SHANGHAI – Some Wal-Mart stores in the Chinese city of Chongqing have been ordered to temporarily close and to pay 2.7 million yuan ($421,000) in fines following an investigation into mislabeling of regular pork as "organic," according to The Associated Press. Wal-Mart said Chongqing police had detained some of its employees over what has been dubbed the "green pork" incident. It apologized to shoppers for any inconvenience, saying in a statement on Oct. 10 it was cooperating with local authorities.

Wal-Mart operates 10 stores and two affiliates in Chongqing, which is home to 32 million people in western China. The company said it was ordered to close some of its stores in the city, but did not say how many. State media reported all 12 stores were temporarily closed.

Despite repeated efforts to improve enforcement of food-safety rules, China continues reporting constant problems with mislabeling, repackaging of expired food, counterfeit and substandard food, among other issues.

The official Xinhua News Agency relayed the Wal-Mart stores were accused of selling more than 63,500 kilograms (14.4 tons) of mislabeled pork. The fine amounted to 10 times the value of the falsely labeled pork sold. The report added that Wal-Mart had been repeatedly punished for violating food standards and other rules since it began operating in Chongqing in 2006.

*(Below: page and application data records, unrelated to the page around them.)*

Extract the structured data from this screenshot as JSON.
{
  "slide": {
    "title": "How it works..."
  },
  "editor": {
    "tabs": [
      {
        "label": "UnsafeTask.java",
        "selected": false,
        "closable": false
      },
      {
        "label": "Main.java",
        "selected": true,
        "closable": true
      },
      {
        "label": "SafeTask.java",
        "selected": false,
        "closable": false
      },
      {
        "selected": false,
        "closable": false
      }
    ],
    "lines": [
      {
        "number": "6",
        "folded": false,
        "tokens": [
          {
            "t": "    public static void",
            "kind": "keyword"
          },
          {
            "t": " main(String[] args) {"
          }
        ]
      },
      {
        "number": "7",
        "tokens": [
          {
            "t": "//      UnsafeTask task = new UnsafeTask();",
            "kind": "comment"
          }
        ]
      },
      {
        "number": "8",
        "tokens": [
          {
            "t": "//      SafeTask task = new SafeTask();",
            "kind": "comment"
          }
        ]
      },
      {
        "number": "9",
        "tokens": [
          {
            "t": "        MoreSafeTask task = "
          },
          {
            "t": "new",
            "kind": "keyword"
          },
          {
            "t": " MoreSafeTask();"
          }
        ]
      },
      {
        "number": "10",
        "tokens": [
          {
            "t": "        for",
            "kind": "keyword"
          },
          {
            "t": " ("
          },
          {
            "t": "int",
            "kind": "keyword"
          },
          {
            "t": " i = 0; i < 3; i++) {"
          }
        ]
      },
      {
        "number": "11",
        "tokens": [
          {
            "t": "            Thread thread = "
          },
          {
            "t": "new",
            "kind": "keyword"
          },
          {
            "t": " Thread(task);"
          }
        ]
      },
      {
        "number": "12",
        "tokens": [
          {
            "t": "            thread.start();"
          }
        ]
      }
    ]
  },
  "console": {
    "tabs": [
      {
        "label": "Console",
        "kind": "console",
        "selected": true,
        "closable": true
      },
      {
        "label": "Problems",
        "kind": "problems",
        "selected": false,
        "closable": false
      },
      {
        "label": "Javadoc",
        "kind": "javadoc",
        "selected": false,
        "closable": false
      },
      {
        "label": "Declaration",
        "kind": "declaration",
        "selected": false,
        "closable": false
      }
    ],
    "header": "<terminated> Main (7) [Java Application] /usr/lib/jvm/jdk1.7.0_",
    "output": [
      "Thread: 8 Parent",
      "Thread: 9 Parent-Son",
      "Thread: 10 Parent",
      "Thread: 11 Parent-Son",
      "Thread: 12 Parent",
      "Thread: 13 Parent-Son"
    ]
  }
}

"Wal-Mart is committed to protecting the rights of consumers and will spare no efforts in this regard," the company responded in a statement.